» **Exercise inputs**
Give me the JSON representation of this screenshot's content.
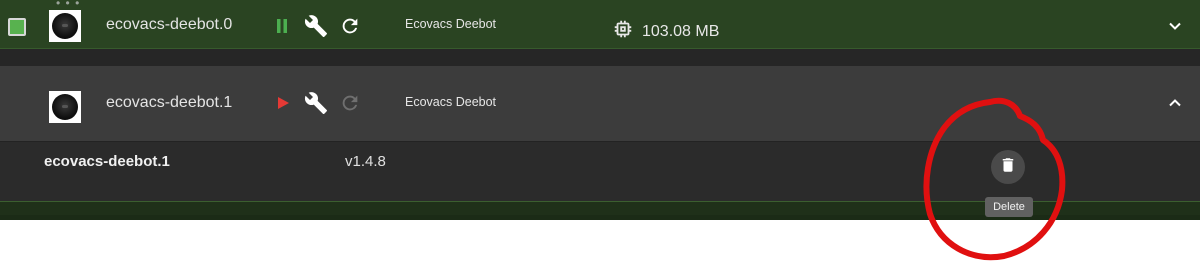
{
  "adapters": [
    {
      "name": "ecovacs-deebot.0",
      "vendor": "Ecovacs Deebot",
      "status": "running",
      "memory": "103.08 MB",
      "checked": true,
      "icons": {
        "control": "pause-icon",
        "settings": "wrench-icon",
        "restart": "refresh-icon",
        "memory": "chip-icon",
        "toggle": "chevron-down-icon"
      }
    },
    {
      "name": "ecovacs-deebot.1",
      "vendor": "Ecovacs Deebot",
      "status": "stopped",
      "checked": false,
      "icons": {
        "control": "play-icon",
        "settings": "wrench-icon",
        "restart": "refresh-icon",
        "toggle": "chevron-up-icon"
      },
      "details": {
        "instance": "ecovacs-deebot.1",
        "version": "v1.4.8",
        "delete_icon": "trash-icon",
        "delete_tooltip": "Delete"
      }
    }
  ],
  "colors": {
    "running_row": "#2a4422",
    "pause_green": "#4caf50",
    "play_red": "#e53935",
    "annotation_red": "#e01010"
  }
}
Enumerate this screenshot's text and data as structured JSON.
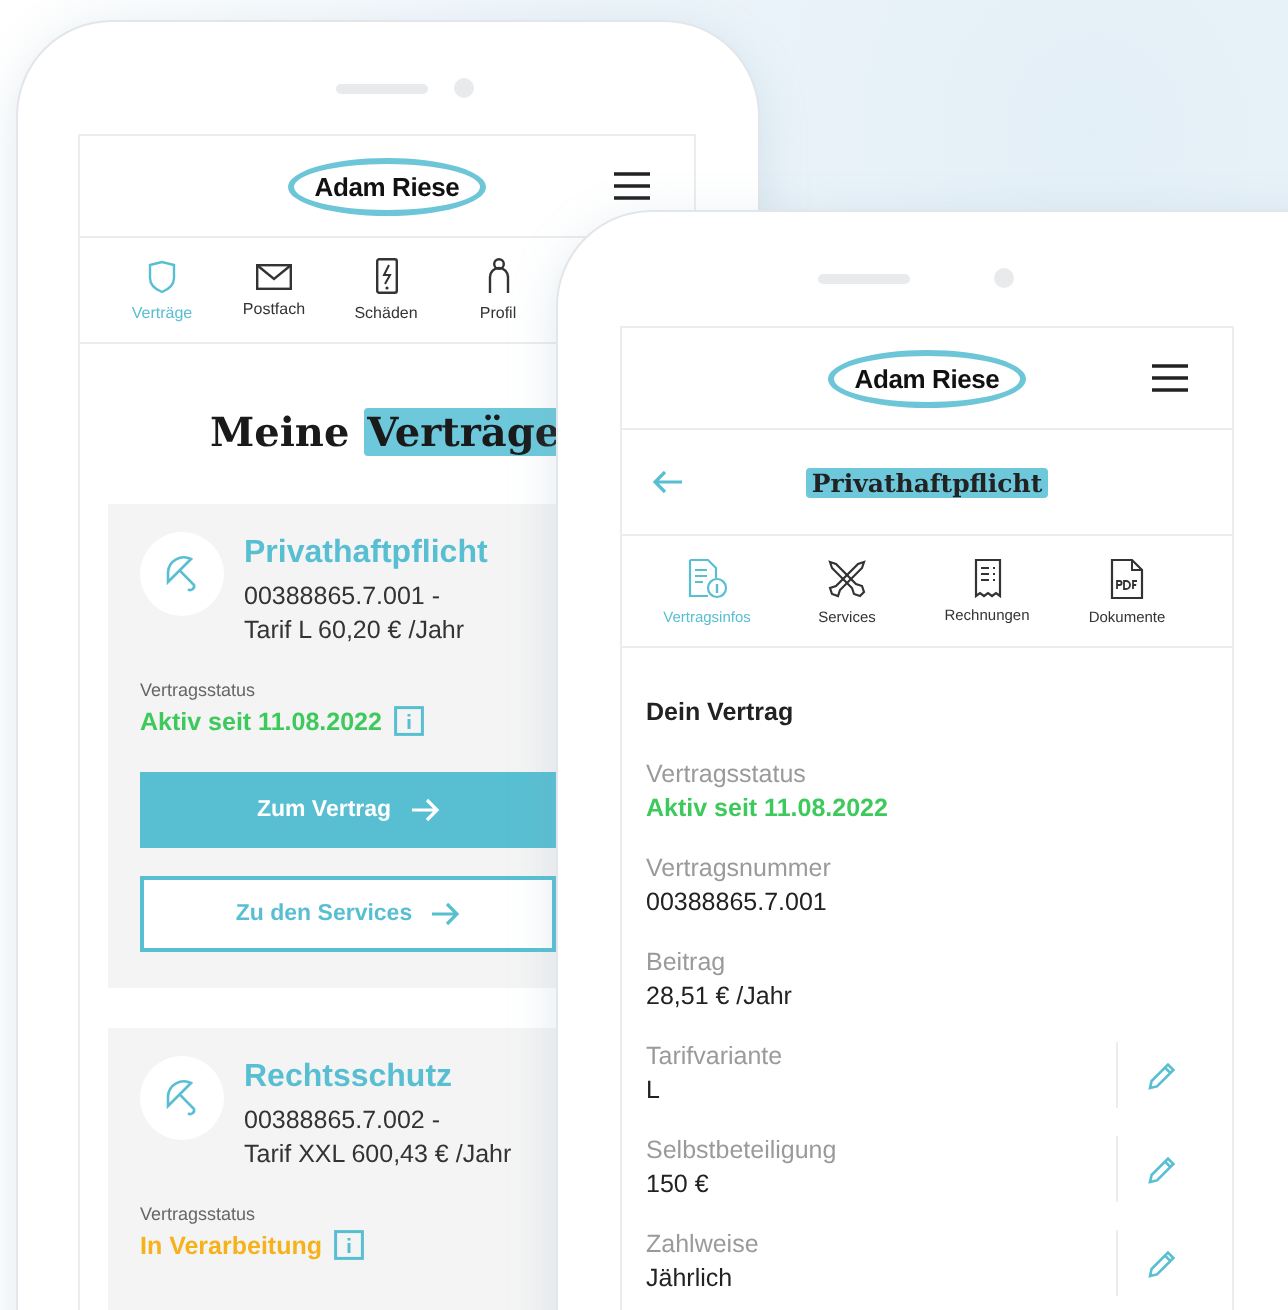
{
  "overview_screen": {
    "logo": "Adam Riese",
    "nav_tabs": [
      {
        "label": "Verträge",
        "kind": "shield",
        "selected": true
      },
      {
        "label": "Postfach",
        "kind": "mail",
        "selected": false
      },
      {
        "label": "Schäden",
        "kind": "phone",
        "selected": false
      },
      {
        "label": "Profil",
        "kind": "person",
        "selected": false
      }
    ],
    "heading_plain": "Meine",
    "heading_highlight": "Verträge",
    "contracts": [
      {
        "name": "Privathaftpflicht",
        "number_line": "00388865.7.001 -",
        "tariff_line": "Tarif L 60,20 € /Jahr",
        "status_label": "Vertragsstatus",
        "status": "Aktiv seit 11.08.2022",
        "color": "#3ec95c",
        "buttons": [
          {
            "label": "Zum Vertrag",
            "kind": "primary"
          },
          {
            "label": "Zu den Services",
            "kind": "secondary"
          }
        ]
      },
      {
        "name": "Rechtsschutz",
        "number_line": "00388865.7.002 -",
        "tariff_line": "Tarif XXL 600,43 € /Jahr",
        "status_label": "Vertragsstatus",
        "status": "In Verarbeitung",
        "color": "#f5b21b"
      }
    ]
  },
  "detail_screen": {
    "logo": "Adam Riese",
    "title": "Privathaftpflicht",
    "tabs": [
      {
        "label": "Vertragsinfos",
        "kind": "info",
        "selected": true
      },
      {
        "label": "Services",
        "kind": "tools",
        "selected": false
      },
      {
        "label": "Rechnungen",
        "kind": "receipt",
        "selected": false
      },
      {
        "label": "Dokumente",
        "kind": "pdf",
        "selected": false
      }
    ],
    "section_title": "Dein Vertrag",
    "fields": [
      {
        "label": "Vertragsstatus",
        "value": "Aktiv seit 11.08.2022",
        "kind": "status",
        "editable": false
      },
      {
        "label": "Vertragsnummer",
        "value": "00388865.7.001",
        "kind": "text",
        "editable": false
      },
      {
        "label": "Beitrag",
        "value": "28,51 € /Jahr",
        "kind": "text",
        "editable": false
      },
      {
        "label": "Tarifvariante",
        "value": "L",
        "kind": "text",
        "editable": true
      },
      {
        "label": "Selbstbeteiligung",
        "value": "150 €",
        "kind": "text",
        "editable": true
      },
      {
        "label": "Zahlweise",
        "value": "Jährlich",
        "kind": "text",
        "editable": true
      }
    ]
  }
}
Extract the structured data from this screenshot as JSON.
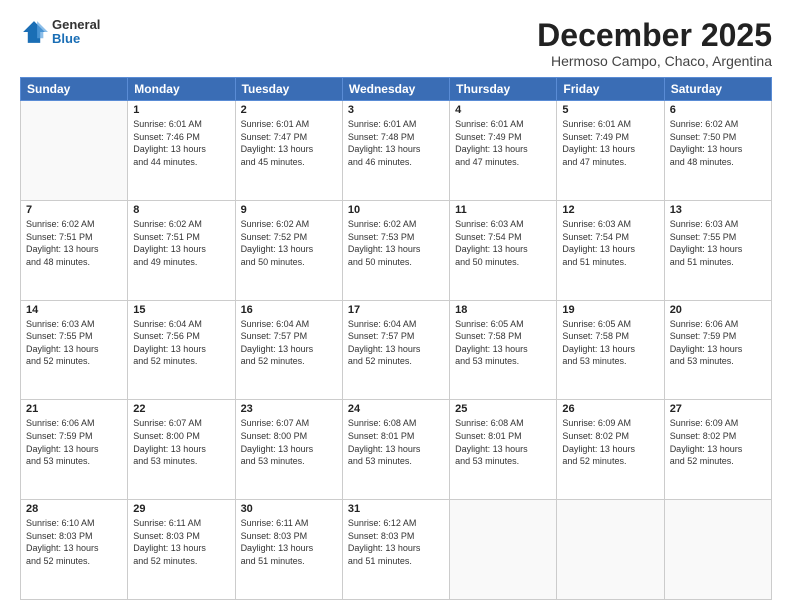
{
  "header": {
    "logo_general": "General",
    "logo_blue": "Blue",
    "month_title": "December 2025",
    "location": "Hermoso Campo, Chaco, Argentina"
  },
  "days_of_week": [
    "Sunday",
    "Monday",
    "Tuesday",
    "Wednesday",
    "Thursday",
    "Friday",
    "Saturday"
  ],
  "weeks": [
    [
      {
        "day": "",
        "sunrise": "",
        "sunset": "",
        "daylight": ""
      },
      {
        "day": "1",
        "sunrise": "Sunrise: 6:01 AM",
        "sunset": "Sunset: 7:46 PM",
        "daylight": "Daylight: 13 hours and 44 minutes."
      },
      {
        "day": "2",
        "sunrise": "Sunrise: 6:01 AM",
        "sunset": "Sunset: 7:47 PM",
        "daylight": "Daylight: 13 hours and 45 minutes."
      },
      {
        "day": "3",
        "sunrise": "Sunrise: 6:01 AM",
        "sunset": "Sunset: 7:48 PM",
        "daylight": "Daylight: 13 hours and 46 minutes."
      },
      {
        "day": "4",
        "sunrise": "Sunrise: 6:01 AM",
        "sunset": "Sunset: 7:49 PM",
        "daylight": "Daylight: 13 hours and 47 minutes."
      },
      {
        "day": "5",
        "sunrise": "Sunrise: 6:01 AM",
        "sunset": "Sunset: 7:49 PM",
        "daylight": "Daylight: 13 hours and 47 minutes."
      },
      {
        "day": "6",
        "sunrise": "Sunrise: 6:02 AM",
        "sunset": "Sunset: 7:50 PM",
        "daylight": "Daylight: 13 hours and 48 minutes."
      }
    ],
    [
      {
        "day": "7",
        "sunrise": "Sunrise: 6:02 AM",
        "sunset": "Sunset: 7:51 PM",
        "daylight": "Daylight: 13 hours and 48 minutes."
      },
      {
        "day": "8",
        "sunrise": "Sunrise: 6:02 AM",
        "sunset": "Sunset: 7:51 PM",
        "daylight": "Daylight: 13 hours and 49 minutes."
      },
      {
        "day": "9",
        "sunrise": "Sunrise: 6:02 AM",
        "sunset": "Sunset: 7:52 PM",
        "daylight": "Daylight: 13 hours and 50 minutes."
      },
      {
        "day": "10",
        "sunrise": "Sunrise: 6:02 AM",
        "sunset": "Sunset: 7:53 PM",
        "daylight": "Daylight: 13 hours and 50 minutes."
      },
      {
        "day": "11",
        "sunrise": "Sunrise: 6:03 AM",
        "sunset": "Sunset: 7:54 PM",
        "daylight": "Daylight: 13 hours and 50 minutes."
      },
      {
        "day": "12",
        "sunrise": "Sunrise: 6:03 AM",
        "sunset": "Sunset: 7:54 PM",
        "daylight": "Daylight: 13 hours and 51 minutes."
      },
      {
        "day": "13",
        "sunrise": "Sunrise: 6:03 AM",
        "sunset": "Sunset: 7:55 PM",
        "daylight": "Daylight: 13 hours and 51 minutes."
      }
    ],
    [
      {
        "day": "14",
        "sunrise": "Sunrise: 6:03 AM",
        "sunset": "Sunset: 7:55 PM",
        "daylight": "Daylight: 13 hours and 52 minutes."
      },
      {
        "day": "15",
        "sunrise": "Sunrise: 6:04 AM",
        "sunset": "Sunset: 7:56 PM",
        "daylight": "Daylight: 13 hours and 52 minutes."
      },
      {
        "day": "16",
        "sunrise": "Sunrise: 6:04 AM",
        "sunset": "Sunset: 7:57 PM",
        "daylight": "Daylight: 13 hours and 52 minutes."
      },
      {
        "day": "17",
        "sunrise": "Sunrise: 6:04 AM",
        "sunset": "Sunset: 7:57 PM",
        "daylight": "Daylight: 13 hours and 52 minutes."
      },
      {
        "day": "18",
        "sunrise": "Sunrise: 6:05 AM",
        "sunset": "Sunset: 7:58 PM",
        "daylight": "Daylight: 13 hours and 53 minutes."
      },
      {
        "day": "19",
        "sunrise": "Sunrise: 6:05 AM",
        "sunset": "Sunset: 7:58 PM",
        "daylight": "Daylight: 13 hours and 53 minutes."
      },
      {
        "day": "20",
        "sunrise": "Sunrise: 6:06 AM",
        "sunset": "Sunset: 7:59 PM",
        "daylight": "Daylight: 13 hours and 53 minutes."
      }
    ],
    [
      {
        "day": "21",
        "sunrise": "Sunrise: 6:06 AM",
        "sunset": "Sunset: 7:59 PM",
        "daylight": "Daylight: 13 hours and 53 minutes."
      },
      {
        "day": "22",
        "sunrise": "Sunrise: 6:07 AM",
        "sunset": "Sunset: 8:00 PM",
        "daylight": "Daylight: 13 hours and 53 minutes."
      },
      {
        "day": "23",
        "sunrise": "Sunrise: 6:07 AM",
        "sunset": "Sunset: 8:00 PM",
        "daylight": "Daylight: 13 hours and 53 minutes."
      },
      {
        "day": "24",
        "sunrise": "Sunrise: 6:08 AM",
        "sunset": "Sunset: 8:01 PM",
        "daylight": "Daylight: 13 hours and 53 minutes."
      },
      {
        "day": "25",
        "sunrise": "Sunrise: 6:08 AM",
        "sunset": "Sunset: 8:01 PM",
        "daylight": "Daylight: 13 hours and 53 minutes."
      },
      {
        "day": "26",
        "sunrise": "Sunrise: 6:09 AM",
        "sunset": "Sunset: 8:02 PM",
        "daylight": "Daylight: 13 hours and 52 minutes."
      },
      {
        "day": "27",
        "sunrise": "Sunrise: 6:09 AM",
        "sunset": "Sunset: 8:02 PM",
        "daylight": "Daylight: 13 hours and 52 minutes."
      }
    ],
    [
      {
        "day": "28",
        "sunrise": "Sunrise: 6:10 AM",
        "sunset": "Sunset: 8:03 PM",
        "daylight": "Daylight: 13 hours and 52 minutes."
      },
      {
        "day": "29",
        "sunrise": "Sunrise: 6:11 AM",
        "sunset": "Sunset: 8:03 PM",
        "daylight": "Daylight: 13 hours and 52 minutes."
      },
      {
        "day": "30",
        "sunrise": "Sunrise: 6:11 AM",
        "sunset": "Sunset: 8:03 PM",
        "daylight": "Daylight: 13 hours and 51 minutes."
      },
      {
        "day": "31",
        "sunrise": "Sunrise: 6:12 AM",
        "sunset": "Sunset: 8:03 PM",
        "daylight": "Daylight: 13 hours and 51 minutes."
      },
      {
        "day": "",
        "sunrise": "",
        "sunset": "",
        "daylight": ""
      },
      {
        "day": "",
        "sunrise": "",
        "sunset": "",
        "daylight": ""
      },
      {
        "day": "",
        "sunrise": "",
        "sunset": "",
        "daylight": ""
      }
    ]
  ]
}
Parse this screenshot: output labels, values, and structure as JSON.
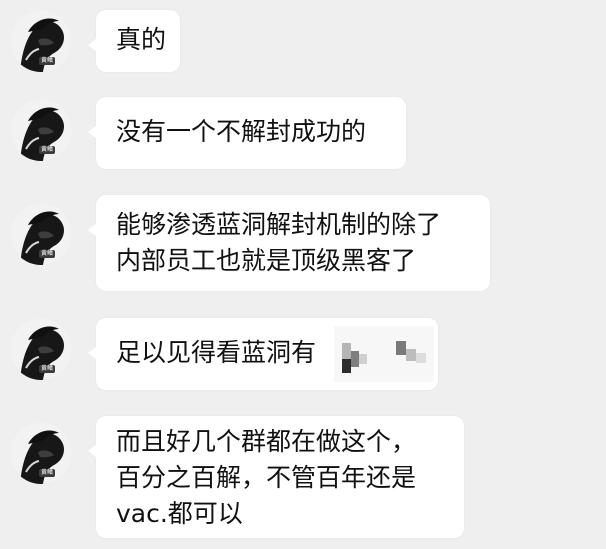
{
  "messages": [
    {
      "sender_label": "黄鳍",
      "lines": [
        "真的"
      ]
    },
    {
      "sender_label": "黄鳍",
      "lines": [
        "没有一个不解封成功的"
      ]
    },
    {
      "sender_label": "黄鳍",
      "lines": [
        "能够渗透蓝洞解封机制的除了",
        "内部员工也就是顶级黑客了"
      ]
    },
    {
      "sender_label": "黄鳍",
      "lines": [
        "足以见得看蓝洞有"
      ]
    },
    {
      "sender_label": "黄鳍",
      "lines": [
        "而且好几个群都在做这个，",
        "百分之百解，不管百年还是",
        "vac.都可以"
      ]
    }
  ]
}
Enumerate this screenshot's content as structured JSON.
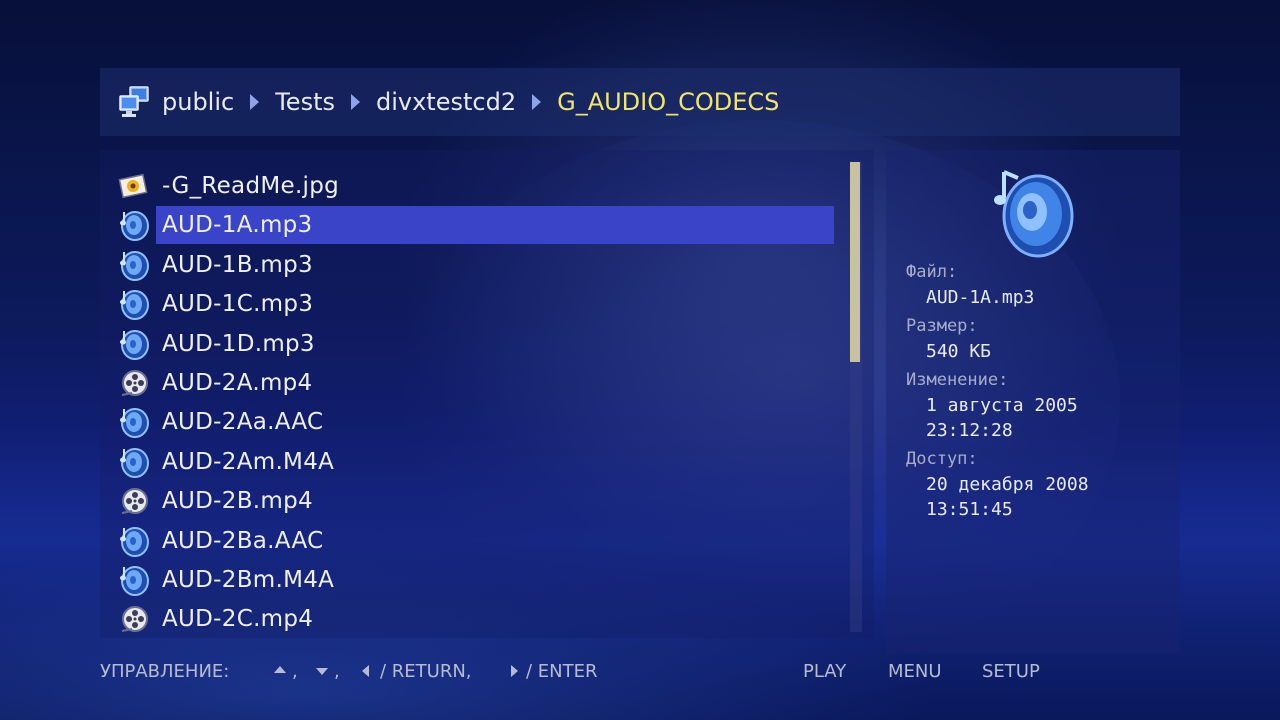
{
  "breadcrumb": {
    "icon": "network-computer-icon",
    "items": [
      "public",
      "Tests",
      "divxtestcd2",
      "G_AUDIO_CODECS"
    ]
  },
  "files": [
    {
      "name": "-G_ReadMe.jpg",
      "icon": "image-file-icon"
    },
    {
      "name": "AUD-1A.mp3",
      "icon": "audio-file-icon",
      "selected": true
    },
    {
      "name": "AUD-1B.mp3",
      "icon": "audio-file-icon"
    },
    {
      "name": "AUD-1C.mp3",
      "icon": "audio-file-icon"
    },
    {
      "name": "AUD-1D.mp3",
      "icon": "audio-file-icon"
    },
    {
      "name": "AUD-2A.mp4",
      "icon": "video-file-icon"
    },
    {
      "name": "AUD-2Aa.AAC",
      "icon": "audio-file-icon"
    },
    {
      "name": "AUD-2Am.M4A",
      "icon": "audio-file-icon"
    },
    {
      "name": "AUD-2B.mp4",
      "icon": "video-file-icon"
    },
    {
      "name": "AUD-2Ba.AAC",
      "icon": "audio-file-icon"
    },
    {
      "name": "AUD-2Bm.M4A",
      "icon": "audio-file-icon"
    },
    {
      "name": "AUD-2C.mp4",
      "icon": "video-file-icon"
    }
  ],
  "info": {
    "icon": "speaker-music-icon",
    "file_label": "Файл:",
    "file_value": "AUD-1A.mp3",
    "size_label": "Размер:",
    "size_value": "540 КБ",
    "modified_label": "Изменение:",
    "modified_date": "1 августа 2005",
    "modified_time": "23:12:28",
    "access_label": "Доступ:",
    "access_date": "20 декабря 2008",
    "access_time": "13:51:45"
  },
  "footer": {
    "controls_label": "УПРАВЛЕНИЕ:",
    "comma1": ",",
    "comma2": ",",
    "return_label": "/ RETURN,",
    "enter_label": "/ ENTER",
    "play": "PLAY",
    "menu": "MENU",
    "setup": "SETUP"
  },
  "colors": {
    "selection": "#3a44c8",
    "current_crumb": "#f0e66a"
  }
}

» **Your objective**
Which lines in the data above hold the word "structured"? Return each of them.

» **Answer**
Enumerate this screenshot's text and data as structured JSON.
Extract the structured data from this screenshot as JSON.
Enumerate this screenshot's content as structured JSON.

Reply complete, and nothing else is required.